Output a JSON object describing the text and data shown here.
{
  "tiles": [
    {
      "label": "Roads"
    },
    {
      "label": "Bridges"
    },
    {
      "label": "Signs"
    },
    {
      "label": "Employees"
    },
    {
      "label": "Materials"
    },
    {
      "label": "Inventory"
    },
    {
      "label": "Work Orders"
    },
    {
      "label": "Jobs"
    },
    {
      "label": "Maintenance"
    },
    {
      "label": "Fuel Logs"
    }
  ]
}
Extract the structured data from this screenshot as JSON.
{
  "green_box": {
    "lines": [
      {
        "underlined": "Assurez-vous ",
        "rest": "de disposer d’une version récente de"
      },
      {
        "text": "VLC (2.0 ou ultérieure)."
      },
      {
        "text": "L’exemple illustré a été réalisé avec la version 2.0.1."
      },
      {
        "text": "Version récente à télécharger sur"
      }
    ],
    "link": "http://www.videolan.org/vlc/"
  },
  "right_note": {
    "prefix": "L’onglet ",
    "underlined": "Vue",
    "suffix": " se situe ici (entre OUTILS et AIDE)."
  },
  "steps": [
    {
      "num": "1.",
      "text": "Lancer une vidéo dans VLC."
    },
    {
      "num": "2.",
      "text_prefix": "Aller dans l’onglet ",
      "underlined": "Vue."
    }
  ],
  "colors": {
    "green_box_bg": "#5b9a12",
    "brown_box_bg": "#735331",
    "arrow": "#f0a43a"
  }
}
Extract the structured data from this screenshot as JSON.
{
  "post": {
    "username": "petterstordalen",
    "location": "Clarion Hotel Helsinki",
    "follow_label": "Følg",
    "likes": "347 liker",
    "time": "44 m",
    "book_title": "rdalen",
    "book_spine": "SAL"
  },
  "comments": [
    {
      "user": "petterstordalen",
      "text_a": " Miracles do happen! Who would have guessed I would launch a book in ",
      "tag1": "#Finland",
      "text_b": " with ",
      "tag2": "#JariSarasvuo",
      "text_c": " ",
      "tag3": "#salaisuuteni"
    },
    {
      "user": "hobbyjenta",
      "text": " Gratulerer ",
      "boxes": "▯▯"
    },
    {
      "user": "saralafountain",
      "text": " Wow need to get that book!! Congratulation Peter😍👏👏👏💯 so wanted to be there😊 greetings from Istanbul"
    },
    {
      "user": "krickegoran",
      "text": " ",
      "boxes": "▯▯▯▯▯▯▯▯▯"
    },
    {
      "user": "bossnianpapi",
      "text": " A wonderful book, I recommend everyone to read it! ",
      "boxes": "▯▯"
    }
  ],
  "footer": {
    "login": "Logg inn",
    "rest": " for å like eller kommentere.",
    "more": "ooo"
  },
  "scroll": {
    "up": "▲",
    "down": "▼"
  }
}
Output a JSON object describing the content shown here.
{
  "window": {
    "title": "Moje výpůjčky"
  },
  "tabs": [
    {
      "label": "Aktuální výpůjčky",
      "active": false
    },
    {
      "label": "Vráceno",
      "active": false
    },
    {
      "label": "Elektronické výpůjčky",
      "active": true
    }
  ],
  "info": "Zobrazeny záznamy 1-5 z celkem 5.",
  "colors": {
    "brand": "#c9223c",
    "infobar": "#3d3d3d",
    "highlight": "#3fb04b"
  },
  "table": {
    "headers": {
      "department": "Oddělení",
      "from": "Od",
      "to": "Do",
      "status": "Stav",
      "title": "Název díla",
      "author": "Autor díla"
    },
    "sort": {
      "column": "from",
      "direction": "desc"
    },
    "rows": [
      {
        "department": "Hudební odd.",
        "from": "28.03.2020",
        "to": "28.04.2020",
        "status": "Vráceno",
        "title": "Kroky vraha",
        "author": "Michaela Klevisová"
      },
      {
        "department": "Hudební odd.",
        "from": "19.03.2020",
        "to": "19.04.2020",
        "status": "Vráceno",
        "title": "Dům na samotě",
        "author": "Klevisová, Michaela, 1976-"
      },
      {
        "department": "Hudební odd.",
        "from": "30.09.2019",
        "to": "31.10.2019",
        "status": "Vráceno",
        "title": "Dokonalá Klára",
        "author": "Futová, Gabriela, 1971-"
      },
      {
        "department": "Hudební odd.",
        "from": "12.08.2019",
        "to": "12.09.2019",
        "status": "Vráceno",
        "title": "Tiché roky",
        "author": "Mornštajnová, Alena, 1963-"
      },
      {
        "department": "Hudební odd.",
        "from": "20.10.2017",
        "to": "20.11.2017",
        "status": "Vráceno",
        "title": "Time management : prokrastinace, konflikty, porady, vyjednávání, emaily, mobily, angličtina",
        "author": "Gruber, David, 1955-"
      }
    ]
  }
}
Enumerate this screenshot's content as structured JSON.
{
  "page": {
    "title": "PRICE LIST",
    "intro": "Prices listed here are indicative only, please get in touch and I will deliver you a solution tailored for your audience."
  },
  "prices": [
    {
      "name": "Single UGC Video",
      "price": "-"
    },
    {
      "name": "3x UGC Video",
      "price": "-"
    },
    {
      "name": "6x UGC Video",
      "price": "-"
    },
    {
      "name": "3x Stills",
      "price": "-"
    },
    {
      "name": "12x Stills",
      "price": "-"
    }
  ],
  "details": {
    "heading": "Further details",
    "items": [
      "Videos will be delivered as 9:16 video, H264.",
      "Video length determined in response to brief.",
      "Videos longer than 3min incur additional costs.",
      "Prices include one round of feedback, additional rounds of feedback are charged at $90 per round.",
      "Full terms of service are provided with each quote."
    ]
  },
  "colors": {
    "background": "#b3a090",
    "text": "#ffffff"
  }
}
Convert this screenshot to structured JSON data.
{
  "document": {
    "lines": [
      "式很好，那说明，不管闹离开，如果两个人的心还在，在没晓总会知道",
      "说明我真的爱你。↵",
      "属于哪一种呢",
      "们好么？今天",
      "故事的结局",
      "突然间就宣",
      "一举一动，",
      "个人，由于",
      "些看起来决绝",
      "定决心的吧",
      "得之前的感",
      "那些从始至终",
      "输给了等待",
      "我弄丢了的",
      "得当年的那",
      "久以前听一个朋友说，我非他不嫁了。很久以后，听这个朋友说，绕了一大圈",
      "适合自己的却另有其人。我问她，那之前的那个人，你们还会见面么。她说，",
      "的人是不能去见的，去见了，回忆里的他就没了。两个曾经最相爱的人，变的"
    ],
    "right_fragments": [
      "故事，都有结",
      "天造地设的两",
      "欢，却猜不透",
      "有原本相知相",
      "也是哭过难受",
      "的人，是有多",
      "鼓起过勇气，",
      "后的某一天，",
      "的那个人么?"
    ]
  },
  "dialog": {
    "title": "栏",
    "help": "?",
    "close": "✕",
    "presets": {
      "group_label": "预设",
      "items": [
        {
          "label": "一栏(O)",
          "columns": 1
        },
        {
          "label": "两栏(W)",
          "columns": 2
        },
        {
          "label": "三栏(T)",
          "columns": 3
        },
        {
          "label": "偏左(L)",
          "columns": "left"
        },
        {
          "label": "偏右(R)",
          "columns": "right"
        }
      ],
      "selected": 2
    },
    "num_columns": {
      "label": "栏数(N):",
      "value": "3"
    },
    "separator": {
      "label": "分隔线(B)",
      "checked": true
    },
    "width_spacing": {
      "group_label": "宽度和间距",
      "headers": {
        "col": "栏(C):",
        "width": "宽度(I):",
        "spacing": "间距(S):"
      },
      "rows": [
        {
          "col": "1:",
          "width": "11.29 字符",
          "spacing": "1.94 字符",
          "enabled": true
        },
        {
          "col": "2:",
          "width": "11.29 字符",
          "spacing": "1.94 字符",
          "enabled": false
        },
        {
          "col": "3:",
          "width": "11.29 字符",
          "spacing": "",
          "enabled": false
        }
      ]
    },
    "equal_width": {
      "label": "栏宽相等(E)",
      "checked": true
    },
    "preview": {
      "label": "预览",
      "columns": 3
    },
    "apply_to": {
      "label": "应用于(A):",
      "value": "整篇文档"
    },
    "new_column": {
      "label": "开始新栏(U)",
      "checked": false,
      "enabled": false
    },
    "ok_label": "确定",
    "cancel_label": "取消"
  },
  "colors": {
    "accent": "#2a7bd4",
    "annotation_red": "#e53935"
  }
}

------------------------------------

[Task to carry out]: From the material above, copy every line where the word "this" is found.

[Result of the exercise]:
Extract the structured data from this screenshot as JSON.
Extract the structured data from this screenshot as JSON.
Enumerate this screenshot's content as structured JSON.
Convert this screenshot to structured JSON data.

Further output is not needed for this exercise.